- Add variety by varying your hand position.
There are an endless number of ways to vary your push-up workout. Consider changing your hand placement during repetitions. Mix it up by starting your reps with a narrow hand placement, and progressively widening your hand placement during each set. This is a great routine that you can use for each push-up workout for a month at a time.
- Add variety by varying your body position.
Just as you can move your hand position during a push-up, you can also change your body position to increase or decrease the intensity of the exercise. Try decline push-ups (with your feet elevated), stability ball push-ups, or plyometric push-ups (clap your hands between reps).
- Add resistance to your push-up.
Elevating your feet while doing push-ups (as above) will increase the resistance, but it also changes your range of motion. To increase resistance during a standard push-up, you can add a weighted vest, or wear a close-fitting backpack filled with sandbags or water bladders.
- End your push-up workout with the plank exercise.

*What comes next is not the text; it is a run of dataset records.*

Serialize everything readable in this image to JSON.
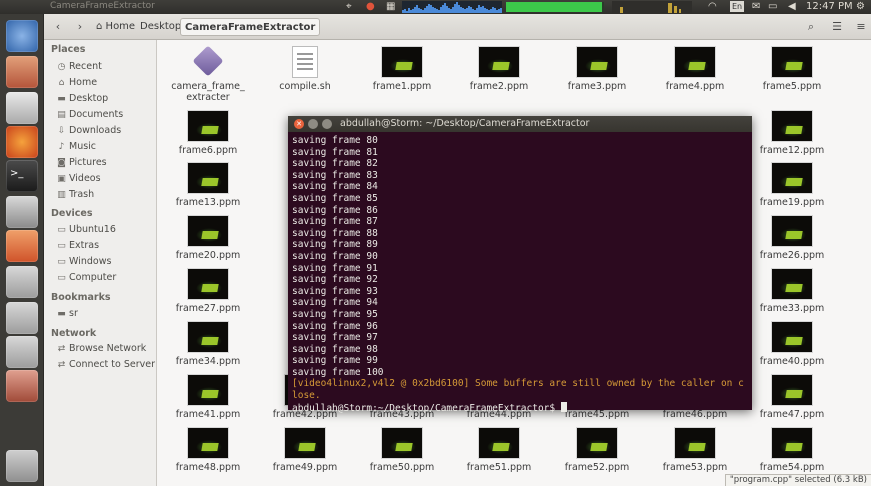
{
  "topbar": {
    "window_title": "CameraFrameExtractor",
    "time": "12:47 PM",
    "keyboard_layout": "En",
    "cpu_history": [
      3,
      4,
      2,
      5,
      3,
      4,
      6,
      8,
      5,
      4,
      3,
      5,
      7,
      9,
      8,
      6,
      5,
      4,
      3,
      6,
      8,
      10,
      7,
      5,
      4,
      6,
      9,
      11,
      8,
      6,
      5,
      4,
      5,
      7,
      6,
      4,
      3,
      5,
      8,
      6,
      7,
      5,
      4,
      3,
      4,
      6,
      5,
      3,
      4,
      5
    ],
    "mem_used_fraction": 0.98
  },
  "launcher": {
    "items": [
      "ubuntu-dash",
      "files",
      "libreoffice",
      "firefox",
      "terminal",
      "camera",
      "software-center",
      "drive",
      "drive",
      "drive",
      "usb",
      "trash"
    ]
  },
  "nautilus": {
    "breadcrumbs": [
      "Home",
      "Desktop",
      "CameraFrameExtractor"
    ],
    "sidebar": {
      "places_header": "Places",
      "places": [
        {
          "icon": "clock-icon",
          "label": "Recent"
        },
        {
          "icon": "home-icon",
          "label": "Home"
        },
        {
          "icon": "folder-icon",
          "label": "Desktop"
        },
        {
          "icon": "document-icon",
          "label": "Documents"
        },
        {
          "icon": "download-icon",
          "label": "Downloads"
        },
        {
          "icon": "music-icon",
          "label": "Music"
        },
        {
          "icon": "camera-icon",
          "label": "Pictures"
        },
        {
          "icon": "film-icon",
          "label": "Videos"
        },
        {
          "icon": "trash-icon",
          "label": "Trash"
        }
      ],
      "devices_header": "Devices",
      "devices": [
        {
          "icon": "drive-icon",
          "label": "Ubuntu16"
        },
        {
          "icon": "drive-icon",
          "label": "Extras"
        },
        {
          "icon": "drive-icon",
          "label": "Windows"
        },
        {
          "icon": "computer-icon",
          "label": "Computer"
        }
      ],
      "bookmarks_header": "Bookmarks",
      "bookmarks": [
        {
          "icon": "folder-icon",
          "label": "sr"
        }
      ],
      "network_header": "Network",
      "network": [
        {
          "icon": "network-icon",
          "label": "Browse Network"
        },
        {
          "icon": "network-icon",
          "label": "Connect to Server"
        }
      ]
    },
    "files": {
      "row0": [
        "camera_frame_ extracter",
        "compile.sh",
        "frame1.ppm",
        "frame2.ppm",
        "frame3.ppm",
        "frame4.ppm",
        "frame5.ppm"
      ],
      "row1": [
        "frame6.ppm",
        "",
        "",
        "",
        "",
        "",
        "frame12.ppm"
      ],
      "row2": [
        "frame13.ppm",
        "",
        "",
        "",
        "",
        "",
        "frame19.ppm"
      ],
      "row3": [
        "frame20.ppm",
        "",
        "",
        "",
        "",
        "",
        "frame26.ppm"
      ],
      "row4": [
        "frame27.ppm",
        "",
        "",
        "",
        "",
        "",
        "frame33.ppm"
      ],
      "row5": [
        "frame34.ppm",
        "",
        "",
        "",
        "",
        "",
        "frame40.ppm"
      ],
      "row6": [
        "frame41.ppm",
        "frame42.ppm",
        "frame43.ppm",
        "frame44.ppm",
        "frame45.ppm",
        "frame46.ppm",
        "frame47.ppm"
      ],
      "row7": [
        "frame48.ppm",
        "frame49.ppm",
        "frame50.ppm",
        "frame51.ppm",
        "frame52.ppm",
        "frame53.ppm",
        "frame54.ppm"
      ]
    },
    "status": "\"program.cpp\" selected (6.3 kB)"
  },
  "terminal": {
    "title": "abdullah@Storm: ~/Desktop/CameraFrameExtractor",
    "lines": [
      "saving frame 80",
      "saving frame 81",
      "saving frame 82",
      "saving frame 83",
      "saving frame 84",
      "saving frame 85",
      "saving frame 86",
      "saving frame 87",
      "saving frame 88",
      "saving frame 89",
      "saving frame 90",
      "saving frame 91",
      "saving frame 92",
      "saving frame 93",
      "saving frame 94",
      "saving frame 95",
      "saving frame 96",
      "saving frame 97",
      "saving frame 98",
      "saving frame 99",
      "saving frame 100"
    ],
    "warning": "[video4linux2,v4l2 @ 0x2bd6100] Some buffers are still owned by the caller on close.",
    "prompt": "abdullah@Storm:~/Desktop/CameraFrameExtractor$ "
  }
}
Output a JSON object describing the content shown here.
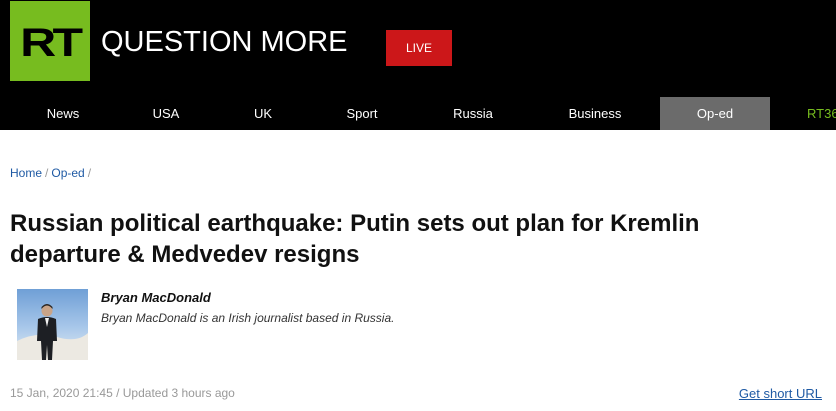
{
  "header": {
    "logo_text": "RT",
    "tagline": "QUESTION MORE",
    "live_label": "LIVE",
    "brand_color": "#77bc1f",
    "live_color": "#cc1719"
  },
  "nav": {
    "items": [
      {
        "label": "News"
      },
      {
        "label": "USA"
      },
      {
        "label": "UK"
      },
      {
        "label": "Sport"
      },
      {
        "label": "Russia"
      },
      {
        "label": "Business"
      },
      {
        "label": "Op-ed"
      },
      {
        "label": "RT36"
      }
    ],
    "active": "Op-ed"
  },
  "breadcrumb": {
    "items": [
      {
        "label": "Home"
      },
      {
        "label": "Op-ed"
      }
    ],
    "separator": "/"
  },
  "article": {
    "title": "Russian political earthquake: Putin sets out plan for Kremlin departure & Medvedev resigns",
    "author": {
      "name": "Bryan MacDonald",
      "bio": "Bryan MacDonald is an Irish journalist based in Russia."
    },
    "date_line": "15 Jan, 2020 21:45 / Updated 3 hours ago",
    "short_url_label": "Get short URL"
  }
}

The last minute of your push-up workout can be dedicated to improving core strength and stability, which is essential during the push-up. The plank exercise is a perfect way to round out your upper body workout. Try to hold the plank for 30 seconds to one minute, and finish with a long, slow, prone back extension at the end of the workout.
- Get adequate rest and recovery.
If you are performing push-up exercises to fatigue, you will need to allow at least one day of recovery between push-up workouts. Practicing push-ups every day, if done to fatigue, can back-fire and result in a decrease in strength and endurance.
- Also See: How To Do More Situps.